### [What you need to do]
Locate the word "campo" in the data below, then copy every line that holds it.

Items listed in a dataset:

****

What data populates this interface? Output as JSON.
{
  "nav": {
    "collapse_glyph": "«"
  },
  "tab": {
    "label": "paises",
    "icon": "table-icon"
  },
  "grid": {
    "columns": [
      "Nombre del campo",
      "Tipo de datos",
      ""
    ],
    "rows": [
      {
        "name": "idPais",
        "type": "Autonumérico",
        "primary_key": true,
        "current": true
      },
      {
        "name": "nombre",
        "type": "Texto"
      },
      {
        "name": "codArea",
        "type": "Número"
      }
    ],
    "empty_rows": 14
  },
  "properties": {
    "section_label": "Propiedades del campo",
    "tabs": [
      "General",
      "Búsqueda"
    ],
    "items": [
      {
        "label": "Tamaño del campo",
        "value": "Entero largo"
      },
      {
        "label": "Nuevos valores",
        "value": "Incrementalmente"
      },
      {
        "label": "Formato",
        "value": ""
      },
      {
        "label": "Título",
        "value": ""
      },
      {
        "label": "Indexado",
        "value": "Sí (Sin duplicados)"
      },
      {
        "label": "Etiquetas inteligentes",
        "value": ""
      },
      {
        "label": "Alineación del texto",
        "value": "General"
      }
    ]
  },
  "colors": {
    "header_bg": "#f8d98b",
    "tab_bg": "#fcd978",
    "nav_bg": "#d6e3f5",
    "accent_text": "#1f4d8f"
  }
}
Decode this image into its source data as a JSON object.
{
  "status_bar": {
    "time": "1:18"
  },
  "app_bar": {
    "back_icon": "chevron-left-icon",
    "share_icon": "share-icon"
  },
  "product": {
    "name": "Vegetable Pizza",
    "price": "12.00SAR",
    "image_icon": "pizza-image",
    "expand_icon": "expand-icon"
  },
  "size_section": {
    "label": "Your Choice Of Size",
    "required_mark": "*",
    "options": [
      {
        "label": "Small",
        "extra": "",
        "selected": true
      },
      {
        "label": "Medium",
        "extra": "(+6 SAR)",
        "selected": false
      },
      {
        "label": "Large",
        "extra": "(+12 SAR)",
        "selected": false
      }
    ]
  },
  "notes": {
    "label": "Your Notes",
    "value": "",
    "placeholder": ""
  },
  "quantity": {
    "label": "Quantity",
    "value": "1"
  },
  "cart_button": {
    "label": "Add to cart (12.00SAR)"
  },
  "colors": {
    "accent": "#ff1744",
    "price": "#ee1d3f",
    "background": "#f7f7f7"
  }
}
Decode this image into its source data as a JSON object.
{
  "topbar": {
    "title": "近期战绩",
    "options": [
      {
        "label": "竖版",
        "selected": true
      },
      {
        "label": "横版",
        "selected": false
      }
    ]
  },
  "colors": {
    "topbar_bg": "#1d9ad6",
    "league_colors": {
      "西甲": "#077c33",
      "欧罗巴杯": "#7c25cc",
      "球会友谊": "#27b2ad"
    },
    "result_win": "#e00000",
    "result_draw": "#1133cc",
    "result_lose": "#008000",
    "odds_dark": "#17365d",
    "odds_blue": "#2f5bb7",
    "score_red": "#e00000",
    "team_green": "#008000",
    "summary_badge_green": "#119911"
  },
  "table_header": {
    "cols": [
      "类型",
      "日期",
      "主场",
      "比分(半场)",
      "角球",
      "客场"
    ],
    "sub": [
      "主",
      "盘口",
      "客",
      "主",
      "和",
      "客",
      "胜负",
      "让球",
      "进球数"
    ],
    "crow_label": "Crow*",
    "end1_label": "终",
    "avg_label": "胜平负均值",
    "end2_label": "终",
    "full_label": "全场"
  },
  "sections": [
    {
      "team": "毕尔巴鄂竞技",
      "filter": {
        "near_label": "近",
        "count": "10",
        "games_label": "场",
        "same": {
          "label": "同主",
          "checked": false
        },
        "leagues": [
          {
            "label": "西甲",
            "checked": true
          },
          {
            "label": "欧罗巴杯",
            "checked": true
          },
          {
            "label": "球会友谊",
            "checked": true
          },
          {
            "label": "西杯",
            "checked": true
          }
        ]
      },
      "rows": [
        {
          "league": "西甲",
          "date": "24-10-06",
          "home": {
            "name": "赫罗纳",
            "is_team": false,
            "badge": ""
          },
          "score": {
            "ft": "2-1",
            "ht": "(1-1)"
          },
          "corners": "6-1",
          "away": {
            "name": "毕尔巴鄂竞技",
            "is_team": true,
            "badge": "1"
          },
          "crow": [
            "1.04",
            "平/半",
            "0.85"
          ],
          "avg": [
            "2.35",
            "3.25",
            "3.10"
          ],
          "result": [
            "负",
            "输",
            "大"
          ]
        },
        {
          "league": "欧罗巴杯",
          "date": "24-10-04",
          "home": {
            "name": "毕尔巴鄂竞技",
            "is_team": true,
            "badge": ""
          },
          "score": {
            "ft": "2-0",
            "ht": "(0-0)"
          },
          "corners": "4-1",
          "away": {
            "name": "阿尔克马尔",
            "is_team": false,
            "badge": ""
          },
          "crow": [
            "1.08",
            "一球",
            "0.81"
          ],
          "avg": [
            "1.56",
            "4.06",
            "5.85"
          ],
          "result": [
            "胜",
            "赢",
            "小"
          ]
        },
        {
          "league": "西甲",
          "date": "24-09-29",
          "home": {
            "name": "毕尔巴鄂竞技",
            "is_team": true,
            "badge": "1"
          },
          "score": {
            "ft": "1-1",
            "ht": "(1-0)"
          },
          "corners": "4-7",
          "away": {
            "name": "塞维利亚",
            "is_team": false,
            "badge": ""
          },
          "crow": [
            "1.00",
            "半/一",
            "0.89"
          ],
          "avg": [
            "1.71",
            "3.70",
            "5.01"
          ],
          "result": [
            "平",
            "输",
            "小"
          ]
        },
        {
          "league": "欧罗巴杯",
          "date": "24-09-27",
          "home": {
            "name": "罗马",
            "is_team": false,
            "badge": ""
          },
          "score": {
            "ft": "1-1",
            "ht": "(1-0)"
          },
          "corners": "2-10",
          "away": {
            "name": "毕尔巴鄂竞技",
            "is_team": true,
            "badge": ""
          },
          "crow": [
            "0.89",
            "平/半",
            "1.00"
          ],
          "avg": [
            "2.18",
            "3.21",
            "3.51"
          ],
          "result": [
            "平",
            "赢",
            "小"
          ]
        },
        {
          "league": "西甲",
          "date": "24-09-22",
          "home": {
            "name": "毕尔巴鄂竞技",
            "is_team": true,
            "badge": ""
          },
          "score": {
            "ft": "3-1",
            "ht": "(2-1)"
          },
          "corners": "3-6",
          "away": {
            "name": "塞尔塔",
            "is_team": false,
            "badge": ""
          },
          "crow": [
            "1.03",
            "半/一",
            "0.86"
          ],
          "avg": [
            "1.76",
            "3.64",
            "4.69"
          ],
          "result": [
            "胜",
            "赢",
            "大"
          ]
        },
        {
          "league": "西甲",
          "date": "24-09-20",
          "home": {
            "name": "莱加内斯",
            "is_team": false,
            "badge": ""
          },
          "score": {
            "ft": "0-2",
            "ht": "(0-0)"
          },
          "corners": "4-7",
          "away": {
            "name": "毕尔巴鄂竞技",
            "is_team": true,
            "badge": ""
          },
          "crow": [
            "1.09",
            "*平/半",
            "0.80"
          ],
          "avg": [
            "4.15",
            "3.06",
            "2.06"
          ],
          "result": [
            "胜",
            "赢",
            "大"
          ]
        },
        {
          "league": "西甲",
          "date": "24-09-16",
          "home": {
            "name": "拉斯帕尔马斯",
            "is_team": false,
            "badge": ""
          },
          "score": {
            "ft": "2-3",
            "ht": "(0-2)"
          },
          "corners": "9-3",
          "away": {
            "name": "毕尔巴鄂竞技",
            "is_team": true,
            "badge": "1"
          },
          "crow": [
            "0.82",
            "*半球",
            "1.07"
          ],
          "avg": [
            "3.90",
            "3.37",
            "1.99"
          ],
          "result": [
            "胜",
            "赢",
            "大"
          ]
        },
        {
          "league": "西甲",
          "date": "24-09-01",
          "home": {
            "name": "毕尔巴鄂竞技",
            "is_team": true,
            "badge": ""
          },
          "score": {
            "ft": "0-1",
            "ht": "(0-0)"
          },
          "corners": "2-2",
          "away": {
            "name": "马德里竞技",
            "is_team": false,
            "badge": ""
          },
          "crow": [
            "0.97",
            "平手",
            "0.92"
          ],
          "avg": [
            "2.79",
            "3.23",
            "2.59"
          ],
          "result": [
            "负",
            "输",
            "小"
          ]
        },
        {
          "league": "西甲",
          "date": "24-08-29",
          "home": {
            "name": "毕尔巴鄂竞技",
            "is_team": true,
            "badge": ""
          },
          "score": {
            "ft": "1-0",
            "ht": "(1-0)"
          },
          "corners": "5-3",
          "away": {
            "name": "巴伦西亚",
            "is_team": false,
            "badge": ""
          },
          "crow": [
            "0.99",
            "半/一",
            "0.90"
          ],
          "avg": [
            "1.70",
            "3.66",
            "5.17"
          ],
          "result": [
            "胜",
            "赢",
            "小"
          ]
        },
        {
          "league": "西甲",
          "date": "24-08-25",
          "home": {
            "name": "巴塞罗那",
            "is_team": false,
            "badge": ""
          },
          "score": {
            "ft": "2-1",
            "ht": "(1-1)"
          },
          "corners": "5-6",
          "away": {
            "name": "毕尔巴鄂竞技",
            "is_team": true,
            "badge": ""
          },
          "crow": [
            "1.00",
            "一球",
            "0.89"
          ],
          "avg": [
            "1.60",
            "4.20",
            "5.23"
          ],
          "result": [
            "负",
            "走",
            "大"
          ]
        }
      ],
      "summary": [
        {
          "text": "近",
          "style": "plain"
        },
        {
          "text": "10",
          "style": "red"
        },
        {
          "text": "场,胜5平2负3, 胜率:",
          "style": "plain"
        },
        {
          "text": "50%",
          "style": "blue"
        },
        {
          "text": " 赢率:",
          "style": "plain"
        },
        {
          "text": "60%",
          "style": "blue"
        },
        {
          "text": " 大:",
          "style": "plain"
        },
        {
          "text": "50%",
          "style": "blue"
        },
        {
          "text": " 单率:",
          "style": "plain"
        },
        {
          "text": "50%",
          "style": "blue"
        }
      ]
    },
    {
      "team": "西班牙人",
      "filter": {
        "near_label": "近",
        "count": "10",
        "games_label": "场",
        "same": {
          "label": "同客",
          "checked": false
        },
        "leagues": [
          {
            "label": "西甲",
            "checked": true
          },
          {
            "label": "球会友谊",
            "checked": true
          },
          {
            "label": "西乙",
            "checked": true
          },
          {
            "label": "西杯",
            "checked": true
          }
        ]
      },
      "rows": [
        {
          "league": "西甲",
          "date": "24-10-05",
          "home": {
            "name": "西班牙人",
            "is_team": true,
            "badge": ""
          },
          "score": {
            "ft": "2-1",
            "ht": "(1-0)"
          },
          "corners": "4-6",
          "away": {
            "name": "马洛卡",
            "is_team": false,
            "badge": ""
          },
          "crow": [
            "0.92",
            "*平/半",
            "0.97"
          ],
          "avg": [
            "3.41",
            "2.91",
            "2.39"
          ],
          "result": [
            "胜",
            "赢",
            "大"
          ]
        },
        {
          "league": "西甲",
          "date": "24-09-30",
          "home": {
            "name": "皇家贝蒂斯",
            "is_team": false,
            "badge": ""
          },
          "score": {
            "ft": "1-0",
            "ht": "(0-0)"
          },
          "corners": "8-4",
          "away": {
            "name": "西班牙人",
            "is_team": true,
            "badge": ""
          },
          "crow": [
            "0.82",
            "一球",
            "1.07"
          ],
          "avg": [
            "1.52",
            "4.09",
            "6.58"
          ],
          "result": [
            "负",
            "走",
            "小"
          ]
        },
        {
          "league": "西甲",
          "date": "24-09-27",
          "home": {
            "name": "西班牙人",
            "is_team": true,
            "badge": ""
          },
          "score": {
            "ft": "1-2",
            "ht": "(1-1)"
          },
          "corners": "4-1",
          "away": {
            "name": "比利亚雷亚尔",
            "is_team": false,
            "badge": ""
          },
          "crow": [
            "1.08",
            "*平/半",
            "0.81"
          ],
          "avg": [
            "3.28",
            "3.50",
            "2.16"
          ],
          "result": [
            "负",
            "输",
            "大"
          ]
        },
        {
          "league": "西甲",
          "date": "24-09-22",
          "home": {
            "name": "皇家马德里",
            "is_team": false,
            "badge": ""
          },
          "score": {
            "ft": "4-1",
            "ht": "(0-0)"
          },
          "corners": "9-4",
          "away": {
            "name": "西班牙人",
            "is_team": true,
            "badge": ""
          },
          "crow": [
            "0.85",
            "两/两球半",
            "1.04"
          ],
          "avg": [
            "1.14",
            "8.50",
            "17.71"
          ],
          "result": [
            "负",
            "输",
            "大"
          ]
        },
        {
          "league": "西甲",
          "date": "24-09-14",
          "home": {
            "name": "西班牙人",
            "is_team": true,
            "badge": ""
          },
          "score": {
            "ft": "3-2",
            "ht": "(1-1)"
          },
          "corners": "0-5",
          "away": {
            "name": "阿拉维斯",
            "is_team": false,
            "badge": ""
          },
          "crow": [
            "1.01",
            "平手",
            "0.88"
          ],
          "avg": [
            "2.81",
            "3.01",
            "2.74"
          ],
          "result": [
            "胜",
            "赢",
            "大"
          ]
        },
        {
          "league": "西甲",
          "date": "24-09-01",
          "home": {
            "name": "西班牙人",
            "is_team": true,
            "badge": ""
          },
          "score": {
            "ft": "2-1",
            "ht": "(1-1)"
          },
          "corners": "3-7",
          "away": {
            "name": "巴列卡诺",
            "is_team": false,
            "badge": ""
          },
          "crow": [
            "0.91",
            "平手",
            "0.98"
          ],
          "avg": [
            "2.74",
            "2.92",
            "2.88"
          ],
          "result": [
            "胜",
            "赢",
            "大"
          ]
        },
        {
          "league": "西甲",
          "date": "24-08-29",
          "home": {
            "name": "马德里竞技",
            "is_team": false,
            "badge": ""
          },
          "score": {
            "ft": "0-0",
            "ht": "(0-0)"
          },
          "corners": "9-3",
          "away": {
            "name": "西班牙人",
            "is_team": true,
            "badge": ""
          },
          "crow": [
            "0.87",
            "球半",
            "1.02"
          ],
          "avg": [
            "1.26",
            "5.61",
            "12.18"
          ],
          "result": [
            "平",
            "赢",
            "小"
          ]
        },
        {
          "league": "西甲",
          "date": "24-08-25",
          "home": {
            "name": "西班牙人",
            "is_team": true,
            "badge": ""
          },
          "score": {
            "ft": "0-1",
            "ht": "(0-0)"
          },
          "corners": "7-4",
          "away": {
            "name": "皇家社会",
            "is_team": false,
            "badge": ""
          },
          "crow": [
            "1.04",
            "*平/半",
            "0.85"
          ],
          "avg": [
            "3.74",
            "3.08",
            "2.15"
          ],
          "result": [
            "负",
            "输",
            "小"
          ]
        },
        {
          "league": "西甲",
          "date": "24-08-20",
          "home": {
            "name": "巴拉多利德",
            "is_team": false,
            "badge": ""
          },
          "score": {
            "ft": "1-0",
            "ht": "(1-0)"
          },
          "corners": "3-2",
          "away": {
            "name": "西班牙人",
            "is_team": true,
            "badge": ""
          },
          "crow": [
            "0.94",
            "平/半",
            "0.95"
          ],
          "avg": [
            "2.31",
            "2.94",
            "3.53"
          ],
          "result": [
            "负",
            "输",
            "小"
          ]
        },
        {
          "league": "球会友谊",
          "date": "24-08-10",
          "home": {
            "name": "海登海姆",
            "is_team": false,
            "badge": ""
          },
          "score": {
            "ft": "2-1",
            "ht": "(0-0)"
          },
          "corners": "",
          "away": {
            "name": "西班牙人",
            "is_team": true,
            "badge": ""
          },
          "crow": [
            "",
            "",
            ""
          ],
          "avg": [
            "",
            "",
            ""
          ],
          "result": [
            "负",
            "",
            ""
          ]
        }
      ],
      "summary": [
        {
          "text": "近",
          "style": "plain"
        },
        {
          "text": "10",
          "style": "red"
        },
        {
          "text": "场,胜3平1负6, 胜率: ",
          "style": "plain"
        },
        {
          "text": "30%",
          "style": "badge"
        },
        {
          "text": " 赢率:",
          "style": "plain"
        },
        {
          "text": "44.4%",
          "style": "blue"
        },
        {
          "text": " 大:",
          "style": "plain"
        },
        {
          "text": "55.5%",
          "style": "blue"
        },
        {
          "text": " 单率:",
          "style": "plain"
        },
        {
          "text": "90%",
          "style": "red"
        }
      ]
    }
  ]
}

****

### [Answer for this exercise]
      "Nombre del campo",
    "section_label": "Propiedades del campo",
        "label": "Tamaño del campo",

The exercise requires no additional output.